An electric toothbrush is highly recommended when wearing dental braces because it can access more nooks and crannies and do a better job brushing than a manual toothbrush. It is tough to angle a manual toothbrush around the brackets correctly, and often the gum line is missed. An electric toothbrush helps to get into those tricky areas and can do more brush strokes in 2 minutes of brushing than you can do with a manual toothbrush.
A water flosser is a floss aid that helps to flush out bacteria from between your teeth and around your brackets and bands. A water flosser uses a jet of water (or you can put mouthwash into it) that you angle around your braces and gums to help keep them clean.
Superfloss/ Floss Threaders

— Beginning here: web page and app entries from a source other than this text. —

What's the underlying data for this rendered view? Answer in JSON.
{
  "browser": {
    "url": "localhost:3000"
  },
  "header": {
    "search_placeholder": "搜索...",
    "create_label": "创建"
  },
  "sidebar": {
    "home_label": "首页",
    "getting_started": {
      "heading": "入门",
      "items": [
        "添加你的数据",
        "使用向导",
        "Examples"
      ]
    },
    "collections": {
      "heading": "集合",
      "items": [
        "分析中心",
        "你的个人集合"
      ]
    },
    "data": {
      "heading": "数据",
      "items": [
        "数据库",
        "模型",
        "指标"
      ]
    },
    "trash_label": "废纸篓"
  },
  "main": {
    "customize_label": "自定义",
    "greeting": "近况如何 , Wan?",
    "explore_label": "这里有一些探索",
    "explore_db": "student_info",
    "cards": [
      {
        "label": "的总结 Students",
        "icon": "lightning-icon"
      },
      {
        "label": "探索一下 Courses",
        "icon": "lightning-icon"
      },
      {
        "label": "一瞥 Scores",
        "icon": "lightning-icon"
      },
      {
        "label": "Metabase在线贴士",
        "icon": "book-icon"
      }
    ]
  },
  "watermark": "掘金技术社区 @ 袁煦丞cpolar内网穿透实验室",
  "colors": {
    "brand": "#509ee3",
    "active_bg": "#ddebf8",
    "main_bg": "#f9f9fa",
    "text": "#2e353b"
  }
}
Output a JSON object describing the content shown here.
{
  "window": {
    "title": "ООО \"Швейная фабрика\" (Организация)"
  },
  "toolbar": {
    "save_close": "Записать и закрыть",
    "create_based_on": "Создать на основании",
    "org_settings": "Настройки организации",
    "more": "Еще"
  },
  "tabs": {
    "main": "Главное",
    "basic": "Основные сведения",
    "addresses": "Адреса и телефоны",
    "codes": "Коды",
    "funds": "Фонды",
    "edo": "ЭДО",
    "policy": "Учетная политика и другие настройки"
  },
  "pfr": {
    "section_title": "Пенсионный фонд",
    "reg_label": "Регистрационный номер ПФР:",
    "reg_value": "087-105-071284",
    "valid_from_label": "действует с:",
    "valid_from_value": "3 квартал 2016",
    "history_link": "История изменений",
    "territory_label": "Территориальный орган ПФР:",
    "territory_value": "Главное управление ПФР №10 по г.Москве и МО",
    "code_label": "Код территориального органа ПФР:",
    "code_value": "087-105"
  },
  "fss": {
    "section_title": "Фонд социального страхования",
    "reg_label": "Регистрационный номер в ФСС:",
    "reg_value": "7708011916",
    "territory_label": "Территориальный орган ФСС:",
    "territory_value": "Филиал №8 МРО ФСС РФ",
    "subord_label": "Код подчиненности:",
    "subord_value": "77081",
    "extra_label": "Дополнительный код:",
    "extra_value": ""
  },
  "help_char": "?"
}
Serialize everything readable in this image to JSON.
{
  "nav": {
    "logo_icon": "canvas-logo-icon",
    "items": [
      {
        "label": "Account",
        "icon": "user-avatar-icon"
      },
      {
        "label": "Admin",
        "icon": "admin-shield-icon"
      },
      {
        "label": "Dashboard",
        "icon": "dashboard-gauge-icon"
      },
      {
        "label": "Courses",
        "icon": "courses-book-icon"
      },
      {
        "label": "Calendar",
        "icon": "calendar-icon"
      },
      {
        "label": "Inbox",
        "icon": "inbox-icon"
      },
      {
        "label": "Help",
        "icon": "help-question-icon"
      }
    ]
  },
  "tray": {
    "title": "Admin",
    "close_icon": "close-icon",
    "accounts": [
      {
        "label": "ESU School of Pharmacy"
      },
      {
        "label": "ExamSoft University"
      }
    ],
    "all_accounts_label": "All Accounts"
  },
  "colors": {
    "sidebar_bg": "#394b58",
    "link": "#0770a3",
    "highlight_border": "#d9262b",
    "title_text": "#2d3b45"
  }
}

These are both aids to help you use manual floss. Because the archwire prevents you from accessing between your teeth with regular floss, you need something to help you get the floss between your teeth from the side. These aids have a hard end on them to help you push the floss through the front teeth rather than going in from the top.
This is a small brush that is shaped like a Christmas tree that helps to remove plaque from between brackets. The brush is used to access underneath the archwire to clean the brackets' sides, where it is easy for food debris and plaque to be trapped.
Remember, while wearing dental braces, it is essential to have regular check-ups and cleanings with your dentist and dental hygienist to make sure your teeth and gums are healthy.
If you have any questions about how to clean your teeth while wearing dental braces, we encourage you to contact us today to schedule an appointment.